=== WHAT YOU SHOULD DO ===
Please copy the data exactly as it stands, minus the images.

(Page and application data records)
-.-.-
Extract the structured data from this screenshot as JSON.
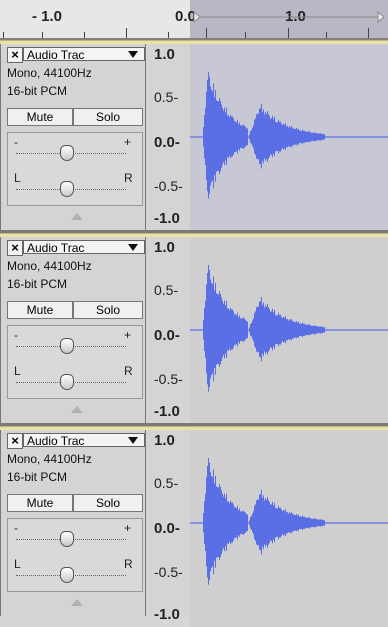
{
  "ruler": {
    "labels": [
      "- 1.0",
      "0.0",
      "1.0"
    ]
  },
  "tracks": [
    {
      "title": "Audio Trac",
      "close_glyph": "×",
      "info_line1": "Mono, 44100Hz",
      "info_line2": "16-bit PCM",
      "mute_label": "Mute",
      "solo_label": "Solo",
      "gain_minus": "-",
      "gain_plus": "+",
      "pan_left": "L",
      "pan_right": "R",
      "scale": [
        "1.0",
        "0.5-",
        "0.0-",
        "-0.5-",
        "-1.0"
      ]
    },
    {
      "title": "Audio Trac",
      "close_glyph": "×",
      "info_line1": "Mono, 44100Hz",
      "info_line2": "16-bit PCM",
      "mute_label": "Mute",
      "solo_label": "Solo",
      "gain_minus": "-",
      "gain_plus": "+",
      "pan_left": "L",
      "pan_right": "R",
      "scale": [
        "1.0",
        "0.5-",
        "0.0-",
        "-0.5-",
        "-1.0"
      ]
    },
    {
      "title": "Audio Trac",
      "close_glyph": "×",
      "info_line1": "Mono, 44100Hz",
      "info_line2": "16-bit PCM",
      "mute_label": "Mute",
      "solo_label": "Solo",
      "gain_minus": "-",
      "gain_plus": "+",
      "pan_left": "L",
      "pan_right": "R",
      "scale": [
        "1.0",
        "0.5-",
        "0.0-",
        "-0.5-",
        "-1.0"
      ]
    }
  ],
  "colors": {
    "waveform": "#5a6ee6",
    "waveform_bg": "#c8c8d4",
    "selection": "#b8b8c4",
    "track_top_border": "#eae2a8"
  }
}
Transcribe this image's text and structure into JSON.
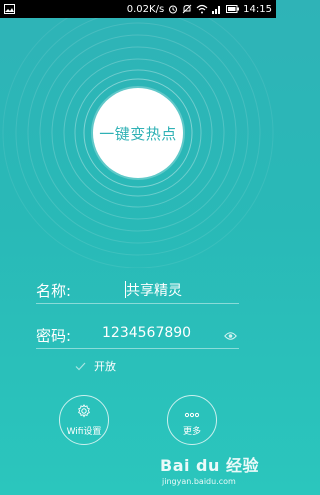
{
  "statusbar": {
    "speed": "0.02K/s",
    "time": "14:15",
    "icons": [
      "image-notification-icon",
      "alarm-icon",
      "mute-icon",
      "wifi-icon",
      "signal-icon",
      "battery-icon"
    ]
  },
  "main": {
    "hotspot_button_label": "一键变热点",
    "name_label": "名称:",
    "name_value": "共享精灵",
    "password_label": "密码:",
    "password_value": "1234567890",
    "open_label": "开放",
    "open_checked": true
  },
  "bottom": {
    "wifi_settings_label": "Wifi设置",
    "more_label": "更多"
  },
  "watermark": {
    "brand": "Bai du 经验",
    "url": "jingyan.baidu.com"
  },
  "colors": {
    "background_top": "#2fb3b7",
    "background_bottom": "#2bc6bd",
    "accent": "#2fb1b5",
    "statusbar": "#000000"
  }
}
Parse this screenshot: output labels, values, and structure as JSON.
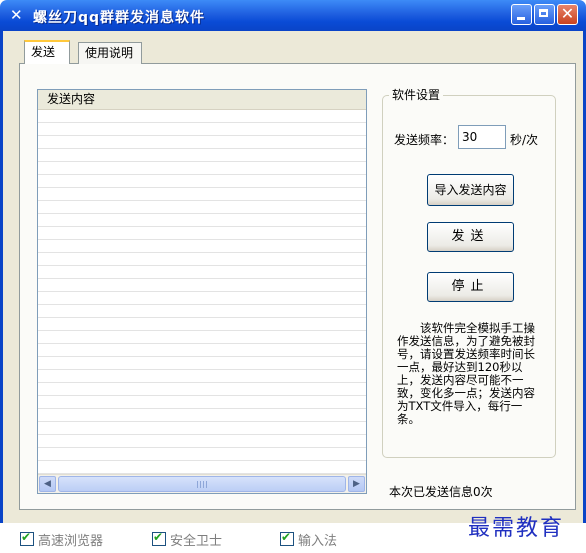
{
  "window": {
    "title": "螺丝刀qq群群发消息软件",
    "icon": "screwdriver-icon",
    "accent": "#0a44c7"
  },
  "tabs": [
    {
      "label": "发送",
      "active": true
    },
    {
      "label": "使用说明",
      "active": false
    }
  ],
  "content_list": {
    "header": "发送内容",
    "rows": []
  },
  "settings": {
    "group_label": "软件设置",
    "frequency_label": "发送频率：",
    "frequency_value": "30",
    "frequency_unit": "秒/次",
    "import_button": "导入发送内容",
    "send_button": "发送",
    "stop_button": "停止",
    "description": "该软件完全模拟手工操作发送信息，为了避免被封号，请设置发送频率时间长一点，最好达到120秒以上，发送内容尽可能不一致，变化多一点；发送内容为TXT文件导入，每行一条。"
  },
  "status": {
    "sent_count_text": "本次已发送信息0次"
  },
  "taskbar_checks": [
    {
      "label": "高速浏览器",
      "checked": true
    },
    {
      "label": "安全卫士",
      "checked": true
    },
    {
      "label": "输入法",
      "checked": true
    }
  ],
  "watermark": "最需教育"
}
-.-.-
=== SOLVED EXERCISE ===
Extract the structured data from this screenshot as JSON.
{
  "ruler": {
    "labels": [
      "- 1.0",
      "0.0",
      "1.0"
    ]
  },
  "tracks": [
    {
      "title": "Audio Trac",
      "close_glyph": "×",
      "info_line1": "Mono, 44100Hz",
      "info_line2": "16-bit PCM",
      "mute_label": "Mute",
      "solo_label": "Solo",
      "gain_minus": "-",
      "gain_plus": "+",
      "pan_left": "L",
      "pan_right": "R",
      "scale": [
        "1.0",
        "0.5-",
        "0.0-",
        "-0.5-",
        "-1.0"
      ]
    },
    {
      "title": "Audio Trac",
      "close_glyph": "×",
      "info_line1": "Mono, 44100Hz",
      "info_line2": "16-bit PCM",
      "mute_label": "Mute",
      "solo_label": "Solo",
      "gain_minus": "-",
      "gain_plus": "+",
      "pan_left": "L",
      "pan_right": "R",
      "scale": [
        "1.0",
        "0.5-",
        "0.0-",
        "-0.5-",
        "-1.0"
      ]
    },
    {
      "title": "Audio Trac",
      "close_glyph": "×",
      "info_line1": "Mono, 44100Hz",
      "info_line2": "16-bit PCM",
      "mute_label": "Mute",
      "solo_label": "Solo",
      "gain_minus": "-",
      "gain_plus": "+",
      "pan_left": "L",
      "pan_right": "R",
      "scale": [
        "1.0",
        "0.5-",
        "0.0-",
        "-0.5-",
        "-1.0"
      ]
    }
  ],
  "colors": {
    "waveform": "#5a6ee6",
    "waveform_bg": "#c8c8d4",
    "selection": "#b8b8c4",
    "track_top_border": "#eae2a8"
  }
}
Transcribe this image's text and structure into JSON.
{
  "statusbar": {
    "speed": "0.02K/s",
    "time": "14:15",
    "icons": [
      "image-notification-icon",
      "alarm-icon",
      "mute-icon",
      "wifi-icon",
      "signal-icon",
      "battery-icon"
    ]
  },
  "main": {
    "hotspot_button_label": "一键变热点",
    "name_label": "名称:",
    "name_value": "共享精灵",
    "password_label": "密码:",
    "password_value": "1234567890",
    "open_label": "开放",
    "open_checked": true
  },
  "bottom": {
    "wifi_settings_label": "Wifi设置",
    "more_label": "更多"
  },
  "watermark": {
    "brand": "Bai du 经验",
    "url": "jingyan.baidu.com"
  },
  "colors": {
    "background_top": "#2fb3b7",
    "background_bottom": "#2bc6bd",
    "accent": "#2fb1b5",
    "statusbar": "#000000"
  }
}
Parse this screenshot: output labels, values, and structure as JSON.
{
  "window": {
    "title": "螺丝刀qq群群发消息软件",
    "icon": "screwdriver-icon",
    "accent": "#0a44c7"
  },
  "tabs": [
    {
      "label": "发送",
      "active": true
    },
    {
      "label": "使用说明",
      "active": false
    }
  ],
  "content_list": {
    "header": "发送内容",
    "rows": []
  },
  "settings": {
    "group_label": "软件设置",
    "frequency_label": "发送频率：",
    "frequency_value": "30",
    "frequency_unit": "秒/次",
    "import_button": "导入发送内容",
    "send_button": "发送",
    "stop_button": "停止",
    "description": "该软件完全模拟手工操作发送信息，为了避免被封号，请设置发送频率时间长一点，最好达到120秒以上，发送内容尽可能不一致，变化多一点；发送内容为TXT文件导入，每行一条。"
  },
  "status": {
    "sent_count_text": "本次已发送信息0次"
  },
  "taskbar_checks": [
    {
      "label": "高速浏览器",
      "checked": true
    },
    {
      "label": "安全卫士",
      "checked": true
    },
    {
      "label": "输入法",
      "checked": true
    }
  ],
  "watermark": "最需教育"
}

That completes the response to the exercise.